  2. The "reply" button wasn't intuitive. Being a long-term gmail user, I've grown accustomed to the location of the "reply" button. I've carried this "habit" into other programs. Therefore, if the "reply" button is not in my expected location, I look for other locations. If it's not immediately apparent, however, I click out of the program and use programs that don't cause me to lose valuable time hunting for what I need. (A "reply" button was added similar to that in gmail.)

Align Your Sales Process With Buying Behaviors

You don't have to be Hubspot to understand your consumers buying behaviors. All it takes are a few simple steps to adjust your sales process to your clients purchasing patterns to spark business growth.

  1. bigstock-businessman-s-hand--steel-gro-47800678.jpgUnderstand your buyer persona. If you've not yet defined your buyer persona(s), don't go any further. Make sure the sales course you chart meshes with the right buyer. Download a free buyer persona worksheet now.
  2. Identify 3-5 current or former clients that match your buyer persona.
  3. Schedule 30-minute intellegince seeking appointments with each client.
  4. Ask probing questions to understand their buying habit for services and/or products like yours.
  5. Hack your sales process to correspond with your clients buying behaviors.

Voila! It's a match made in heaven that fosters trust, builds credibility, and promotes business growth. You can take that all the way to your shopping cart!


Ready to rock your sales and light a fire under your business growth? Let us coach you to create probing questions, interpret your clients buying habits, and set up your sales process.

Schedule Your Free Consultation with Synnovatia

Tags: Small Business Growth Sales

Subscribe to Blog

Recent Posts

Popular Posts

Core Business Assessment

Download

Testimonial

Brooke Billingsley

Vice President
Perception Strategies
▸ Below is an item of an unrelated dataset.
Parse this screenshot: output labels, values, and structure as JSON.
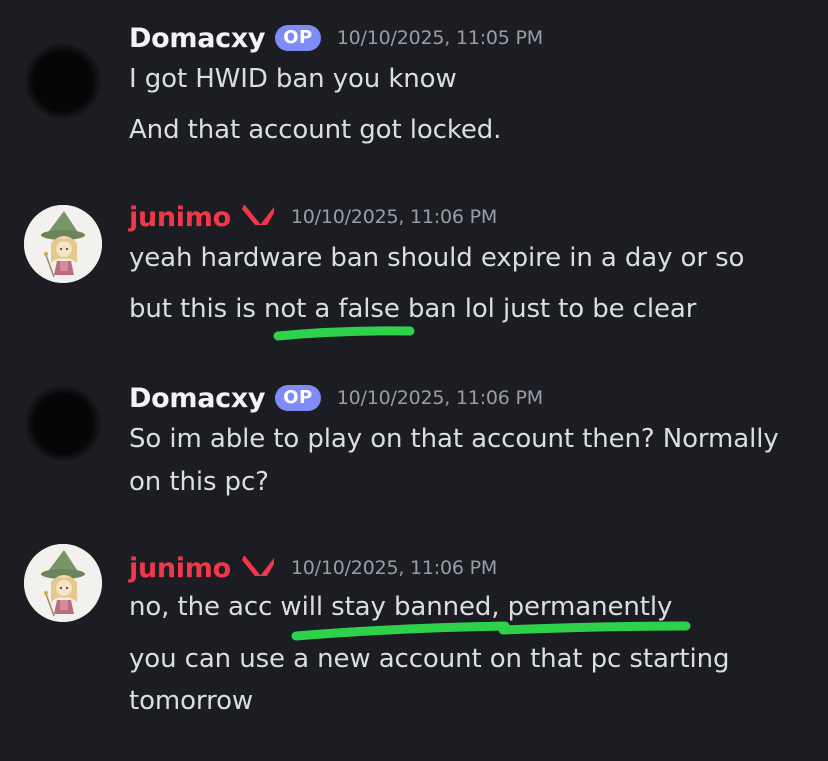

Synnovatia is a strategic coaching firm that is detailed and knowledgeable about business. i have a small business that grew from $150K to $750K because of the goal setting and resources that Synnovatia provided. It saves me years of learning on my own.

Search the Blog